[Dataset rows describing interfaces]
◆ ◆ ◆ ◆ ◆
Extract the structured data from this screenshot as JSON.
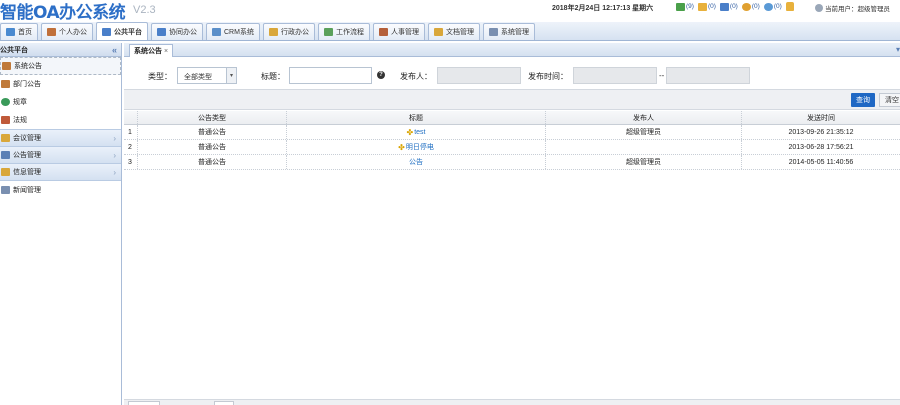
{
  "header": {
    "title": "智能OA办公系统",
    "version": "V2.3",
    "datetime": "2018年2月24日 12:17:13 星期六",
    "notifications": [
      {
        "icon": "users-icon",
        "count": "(9)",
        "color": "#4aa04a"
      },
      {
        "icon": "mail-icon",
        "count": "(0)",
        "color": "#e8b13c"
      },
      {
        "icon": "calendar-icon",
        "count": "(0)",
        "color": "#4a7fc9"
      },
      {
        "icon": "message-icon",
        "count": "(0)",
        "color": "#e0a030"
      },
      {
        "icon": "chat-icon",
        "count": "(0)",
        "color": "#5a9ad6"
      }
    ],
    "lock_icon": "lock-icon",
    "user_label": "当前用户：超级管理员"
  },
  "nav": {
    "tabs": [
      {
        "label": "首页",
        "icon": "home-icon",
        "color": "#4a8ad0"
      },
      {
        "label": "个人办公",
        "icon": "person-icon",
        "color": "#c0703a"
      },
      {
        "label": "公共平台",
        "icon": "platform-icon",
        "color": "#4a7fc9",
        "active": true
      },
      {
        "label": "协同办公",
        "icon": "team-icon",
        "color": "#4a7fc9"
      },
      {
        "label": "CRM系统",
        "icon": "crm-icon",
        "color": "#5b8fc9"
      },
      {
        "label": "行政办公",
        "icon": "folder-icon",
        "color": "#d9a73a"
      },
      {
        "label": "工作流程",
        "icon": "workflow-icon",
        "color": "#5aa05a"
      },
      {
        "label": "人事管理",
        "icon": "hr-icon",
        "color": "#b5603a"
      },
      {
        "label": "文档管理",
        "icon": "document-icon",
        "color": "#d9a73a"
      },
      {
        "label": "系统管理",
        "icon": "settings-icon",
        "color": "#7a8fb0"
      }
    ]
  },
  "sidebar": {
    "title": "公共平台",
    "items": [
      {
        "label": "系统公告",
        "icon": "announcement-icon",
        "color": "#c07a3a",
        "selected": true
      },
      {
        "label": "部门公告",
        "icon": "announcement-icon",
        "color": "#c07a3a"
      },
      {
        "label": "规章",
        "icon": "rules-icon",
        "color": "#3a9a5a"
      },
      {
        "label": "法规",
        "icon": "law-icon",
        "color": "#c05a3a"
      }
    ],
    "groups": [
      {
        "label": "会议管理",
        "icon": "meeting-icon",
        "color": "#d9a73a"
      },
      {
        "label": "公告管理",
        "icon": "notice-icon",
        "color": "#5a7fb5"
      },
      {
        "label": "信息管理",
        "icon": "info-icon",
        "color": "#d9a73a"
      }
    ],
    "last_item": {
      "label": "新闻管理",
      "icon": "news-icon",
      "color": "#7a8fb0"
    }
  },
  "content": {
    "tab_label": "系统公告",
    "tab_close": "×",
    "filter": {
      "type_label": "类型：",
      "type_value": "全部类型",
      "title_label": "标题：",
      "title_value": "",
      "publisher_label": "发布人：",
      "publisher_value": "",
      "time_label": "发布时间：",
      "time_from": "",
      "time_sep": "--",
      "time_to": ""
    },
    "buttons": {
      "query": "查询",
      "clear": "清空"
    },
    "table": {
      "headers": [
        "",
        "公告类型",
        "标题",
        "发布人",
        "发送时间"
      ],
      "rows": [
        {
          "index": "1",
          "type": "普通公告",
          "title": "test",
          "publisher": "超级管理员",
          "time": "2013-09-26 21:35:12"
        },
        {
          "index": "2",
          "type": "普通公告",
          "title": "明日停电",
          "publisher": "",
          "time": "2013-06-28 17:56:21"
        },
        {
          "index": "3",
          "type": "普通公告",
          "title": "公告",
          "publisher": "超级管理员",
          "time": "2014-05-05 11:40:56"
        }
      ]
    }
  }
}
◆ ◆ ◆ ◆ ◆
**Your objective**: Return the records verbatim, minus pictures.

**Answer for the task**:
Extract the structured data from this screenshot as JSON.
{
  "header": {
    "title": "智能OA办公系统",
    "version": "V2.3",
    "datetime": "2018年2月24日 12:17:13 星期六",
    "notifications": [
      {
        "icon": "users-icon",
        "count": "(9)",
        "color": "#4aa04a"
      },
      {
        "icon": "mail-icon",
        "count": "(0)",
        "color": "#e8b13c"
      },
      {
        "icon": "calendar-icon",
        "count": "(0)",
        "color": "#4a7fc9"
      },
      {
        "icon": "message-icon",
        "count": "(0)",
        "color": "#e0a030"
      },
      {
        "icon": "chat-icon",
        "count": "(0)",
        "color": "#5a9ad6"
      }
    ],
    "lock_icon": "lock-icon",
    "user_label": "当前用户：超级管理员"
  },
  "nav": {
    "tabs": [
      {
        "label": "首页",
        "icon": "home-icon",
        "color": "#4a8ad0"
      },
      {
        "label": "个人办公",
        "icon": "person-icon",
        "color": "#c0703a"
      },
      {
        "label": "公共平台",
        "icon": "platform-icon",
        "color": "#4a7fc9",
        "active": true
      },
      {
        "label": "协同办公",
        "icon": "team-icon",
        "color": "#4a7fc9"
      },
      {
        "label": "CRM系统",
        "icon": "crm-icon",
        "color": "#5b8fc9"
      },
      {
        "label": "行政办公",
        "icon": "folder-icon",
        "color": "#d9a73a"
      },
      {
        "label": "工作流程",
        "icon": "workflow-icon",
        "color": "#5aa05a"
      },
      {
        "label": "人事管理",
        "icon": "hr-icon",
        "color": "#b5603a"
      },
      {
        "label": "文档管理",
        "icon": "document-icon",
        "color": "#d9a73a"
      },
      {
        "label": "系统管理",
        "icon": "settings-icon",
        "color": "#7a8fb0"
      }
    ]
  },
  "sidebar": {
    "title": "公共平台",
    "items": [
      {
        "label": "系统公告",
        "icon": "announcement-icon",
        "color": "#c07a3a",
        "selected": true
      },
      {
        "label": "部门公告",
        "icon": "announcement-icon",
        "color": "#c07a3a"
      },
      {
        "label": "规章",
        "icon": "rules-icon",
        "color": "#3a9a5a"
      },
      {
        "label": "法规",
        "icon": "law-icon",
        "color": "#c05a3a"
      }
    ],
    "groups": [
      {
        "label": "会议管理",
        "icon": "meeting-icon",
        "color": "#d9a73a"
      },
      {
        "label": "公告管理",
        "icon": "notice-icon",
        "color": "#5a7fb5"
      },
      {
        "label": "信息管理",
        "icon": "info-icon",
        "color": "#d9a73a"
      }
    ],
    "last_item": {
      "label": "新闻管理",
      "icon": "news-icon",
      "color": "#7a8fb0"
    }
  },
  "content": {
    "tab_label": "系统公告",
    "tab_close": "×",
    "filter": {
      "type_label": "类型：",
      "type_value": "全部类型",
      "title_label": "标题：",
      "title_value": "",
      "publisher_label": "发布人：",
      "publisher_value": "",
      "time_label": "发布时间：",
      "time_from": "",
      "time_sep": "--",
      "time_to": ""
    },
    "buttons": {
      "query": "查询",
      "clear": "清空"
    },
    "table": {
      "headers": [
        "",
        "公告类型",
        "标题",
        "发布人",
        "发送时间"
      ],
      "rows": [
        {
          "index": "1",
          "type": "普通公告",
          "title": "test",
          "publisher": "超级管理员",
          "time": "2013-09-26 21:35:12"
        },
        {
          "index": "2",
          "type": "普通公告",
          "title": "明日停电",
          "publisher": "",
          "time": "2013-06-28 17:56:21"
        },
        {
          "index": "3",
          "type": "普通公告",
          "title": "公告",
          "publisher": "超级管理员",
          "time": "2014-05-05 11:40:56"
        }
      ]
    }
  }
}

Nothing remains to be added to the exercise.